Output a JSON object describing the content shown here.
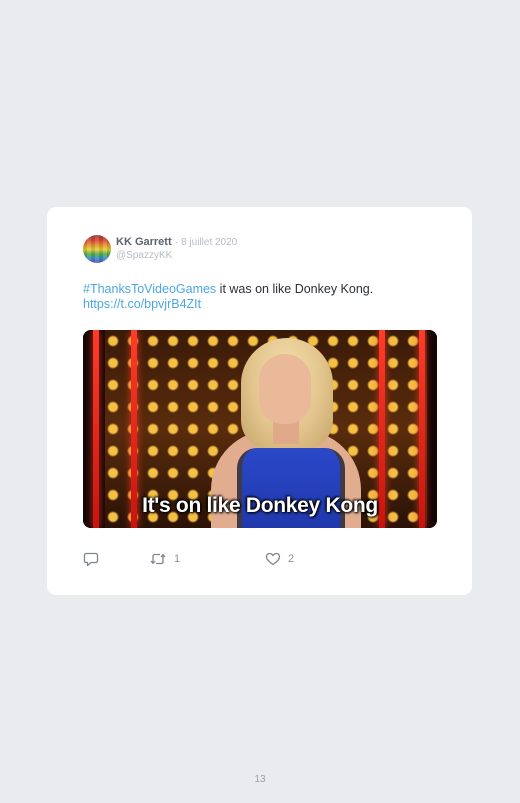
{
  "tweet": {
    "author_name": "KK Garrett",
    "separator": "·",
    "date": "8 juillet 2020",
    "handle": "@SpazzyKK",
    "hashtag": "#ThanksToVideoGames",
    "text_body": " it was on like Donkey Kong.",
    "link": "https://t.co/bpvjrB4ZIt",
    "media_caption": "It's on like Donkey Kong",
    "actions": {
      "reply_icon": "reply-icon",
      "retweet_icon": "retweet-icon",
      "retweet_count": "1",
      "like_icon": "heart-icon",
      "like_count": "2"
    }
  },
  "page": {
    "number": "13"
  },
  "colors": {
    "background": "#e9ebef",
    "card": "#ffffff",
    "link": "#4aa7e4",
    "muted": "#b6bcc6"
  }
}
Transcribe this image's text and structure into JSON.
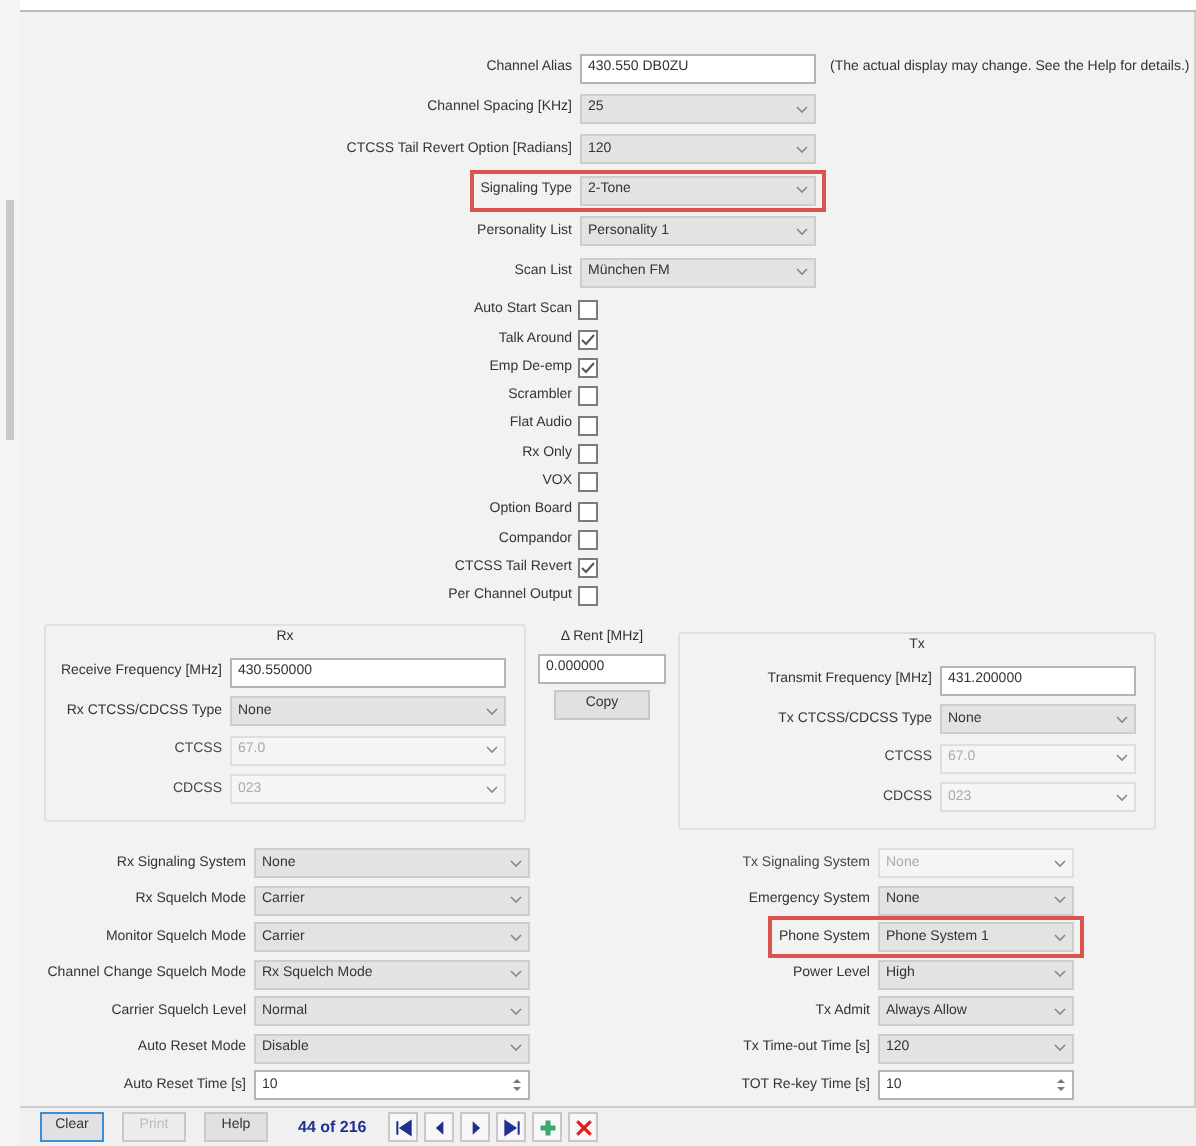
{
  "top_fields": [
    {
      "label": "Channel Alias",
      "kind": "text",
      "value": "430.550 DB0ZU",
      "highlighted": false,
      "note": "(The actual display may change. See the Help for details.)"
    },
    {
      "label": "Channel Spacing [KHz]",
      "kind": "select",
      "value": "25",
      "highlighted": false
    },
    {
      "label": "CTCSS Tail Revert Option [Radians]",
      "kind": "select",
      "value": "120",
      "highlighted": false
    },
    {
      "label": "Signaling Type",
      "kind": "select",
      "value": "2-Tone",
      "highlighted": true
    },
    {
      "label": "Personality List",
      "kind": "select",
      "value": "Personality 1",
      "highlighted": false
    },
    {
      "label": "Scan List",
      "kind": "select",
      "value": "München FM",
      "highlighted": false
    }
  ],
  "checkboxes": [
    {
      "label": "Auto Start Scan",
      "checked": false
    },
    {
      "label": "Talk Around",
      "checked": true
    },
    {
      "label": "Emp De-emp",
      "checked": true
    },
    {
      "label": "Scrambler",
      "checked": false
    },
    {
      "label": "Flat Audio",
      "checked": false
    },
    {
      "label": "Rx Only",
      "checked": false
    },
    {
      "label": "VOX",
      "checked": false
    },
    {
      "label": "Option Board",
      "checked": false
    },
    {
      "label": "Compandor",
      "checked": false
    },
    {
      "label": "CTCSS Tail Revert",
      "checked": true
    },
    {
      "label": "Per Channel Output",
      "checked": false
    }
  ],
  "rx": {
    "title": "Rx",
    "fields": [
      {
        "label": "Receive Frequency [MHz]",
        "kind": "text",
        "value": "430.550000",
        "disabled": false
      },
      {
        "label": "Rx CTCSS/CDCSS Type",
        "kind": "select",
        "value": "None",
        "disabled": false
      },
      {
        "label": "CTCSS",
        "kind": "select",
        "value": "67.0",
        "disabled": true
      },
      {
        "label": "CDCSS",
        "kind": "select",
        "value": "023",
        "disabled": true
      }
    ]
  },
  "offset": {
    "label": "Δ Rent [MHz]",
    "value": "0.000000",
    "button": "Copy"
  },
  "tx": {
    "title": "Tx",
    "fields": [
      {
        "label": "Transmit Frequency [MHz]",
        "kind": "text",
        "value": "431.200000",
        "disabled": false
      },
      {
        "label": "Tx CTCSS/CDCSS Type",
        "kind": "select",
        "value": "None",
        "disabled": false
      },
      {
        "label": "CTCSS",
        "kind": "select",
        "value": "67.0",
        "disabled": true
      },
      {
        "label": "CDCSS",
        "kind": "select",
        "value": "023",
        "disabled": true
      }
    ]
  },
  "rx_settings": [
    {
      "label": "Rx Signaling System",
      "kind": "select",
      "value": "None",
      "disabled": false,
      "highlighted": false
    },
    {
      "label": "Rx Squelch Mode",
      "kind": "select",
      "value": "Carrier",
      "disabled": false,
      "highlighted": false
    },
    {
      "label": "Monitor Squelch Mode",
      "kind": "select",
      "value": "Carrier",
      "disabled": false,
      "highlighted": false
    },
    {
      "label": "Channel Change Squelch Mode",
      "kind": "select",
      "value": "Rx Squelch Mode",
      "disabled": false,
      "highlighted": false
    },
    {
      "label": "Carrier Squelch Level",
      "kind": "select",
      "value": "Normal",
      "disabled": false,
      "highlighted": false
    },
    {
      "label": "Auto Reset Mode",
      "kind": "select",
      "value": "Disable",
      "disabled": false,
      "highlighted": false
    },
    {
      "label": "Auto Reset Time [s]",
      "kind": "spin",
      "value": "10",
      "disabled": false,
      "highlighted": false
    }
  ],
  "tx_settings": [
    {
      "label": "Tx Signaling System",
      "kind": "select",
      "value": "None",
      "disabled": true,
      "highlighted": false
    },
    {
      "label": "Emergency System",
      "kind": "select",
      "value": "None",
      "disabled": false,
      "highlighted": false
    },
    {
      "label": "Phone System",
      "kind": "select",
      "value": "Phone System 1",
      "disabled": false,
      "highlighted": true
    },
    {
      "label": "Power Level",
      "kind": "select",
      "value": "High",
      "disabled": false,
      "highlighted": false
    },
    {
      "label": "Tx Admit",
      "kind": "select",
      "value": "Always Allow",
      "disabled": false,
      "highlighted": false
    },
    {
      "label": "Tx Time-out Time [s]",
      "kind": "select",
      "value": "120",
      "disabled": false,
      "highlighted": false
    },
    {
      "label": "TOT Re-key Time [s]",
      "kind": "spin",
      "value": "10",
      "disabled": false,
      "highlighted": false
    }
  ],
  "footer": {
    "buttons": [
      {
        "label": "Clear",
        "disabled": false,
        "selected": true
      },
      {
        "label": "Print",
        "disabled": true,
        "selected": false
      },
      {
        "label": "Help",
        "disabled": false,
        "selected": false
      }
    ],
    "record": "44 of 216",
    "nav": [
      {
        "kind": "first"
      },
      {
        "kind": "prev"
      },
      {
        "kind": "next"
      },
      {
        "kind": "last"
      },
      {
        "kind": "add"
      },
      {
        "kind": "delete"
      }
    ]
  }
}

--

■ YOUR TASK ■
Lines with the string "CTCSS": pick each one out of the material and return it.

■ EXPECTED OUTPUT ■
      "label": "CTCSS Tail Revert Option [Radians]",
      "label": "CTCSS Tail Revert",
        "label": "Rx CTCSS/CDCSS Type",
        "label": "CTCSS",
        "label": "Tx CTCSS/CDCSS Type",
        "label": "CTCSS",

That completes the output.